  • Cubs have had only 4 games all season in which the starting pitcher has had 9 or more strikeouts. Two of them belong to Cole Hamels (August 1 at PIT & August 12 vs WSH – 9 apiece) despite having made only three starts for the Cubs. Yu Darvish had 9 on April 7 at Milwaukee, and José Quintana has the only 10 K start for the Cubs this season back on June 6 vs. Philadelphia (the game Jason Heyward hit the walkoff grand slam).

 

David Bote’s walkoff grand slam was clearly the big moment of the weekend for the Cubs.

  • Bote hit the 30th “Ultimate Grand Slam” in MLB history – a walkoff grand slam where his team was down 3 runs.
  • It was the first Ultimate Grand Slam in the Majors since Steve Pearce of the Blue Jays did it last year on July 30.
  • It was the second Ultimate Grand Slam in Cubs history – the other was Ellis Burton 8/31/1963 against the Astros.
  • It was the second Ultimate Grand Slam in MLB history which came with the team down 30. The other was Sammy Byrd of the Reds on May 23, 1936, against the Pirates.
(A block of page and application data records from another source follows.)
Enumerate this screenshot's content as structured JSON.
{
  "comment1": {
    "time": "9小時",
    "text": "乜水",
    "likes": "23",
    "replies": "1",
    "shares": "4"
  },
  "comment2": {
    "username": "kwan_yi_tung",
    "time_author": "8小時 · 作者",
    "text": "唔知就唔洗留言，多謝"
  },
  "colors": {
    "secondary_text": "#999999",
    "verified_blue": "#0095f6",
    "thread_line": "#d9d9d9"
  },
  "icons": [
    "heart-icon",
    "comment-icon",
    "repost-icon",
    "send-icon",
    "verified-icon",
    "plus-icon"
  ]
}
Bote’s grand slam came with 2 outs, however; Byrd hit his with none out.
  • It was the first Ultimate Grand Slam by a pinch-hitter since Brian Bogusevic of the Astros hit one off Carlos Marmol of the Cubs back on August 16, 2011. However, Bogusevic’s home run came with only one out.
  • Bote’s was the first Ultimate Grand Slam by a pinch-hitter with two outs since Roger Freed of the Cardinals hit one May 1, 1979.
  • Bote was the first Cub to hit a pinch-hit walkoff grand slam since Earl Averill (the son of the Hall of Famer) on May 12, 1959.
  • Bote’s was the first Cub since Ron Santo on Sept. 25, 1968, to hit a walkoff grand slam to give his team its first runs of the game (Santo hit his trailing 1-0).
  • Bote & Heyward (June 6) give the Cubs a pair of walkoff grand slams in the same season for the first time since 1980 (Barry Foote & Cliff Johnson).
  • Bote joins Danny Kravitz as the only players to hit an Ultimate Grand Slam in the same season as their MLB debut (Kravitz’s was his first MLB home run – May 11, 1956 for the Pirates).
  • Both the Cubs and White Sox scored 4 runs in the bottom of the ninth on Sunday… unfortunately the White Sox were trailing 9-3, whereas the Cubs trailed 3-0.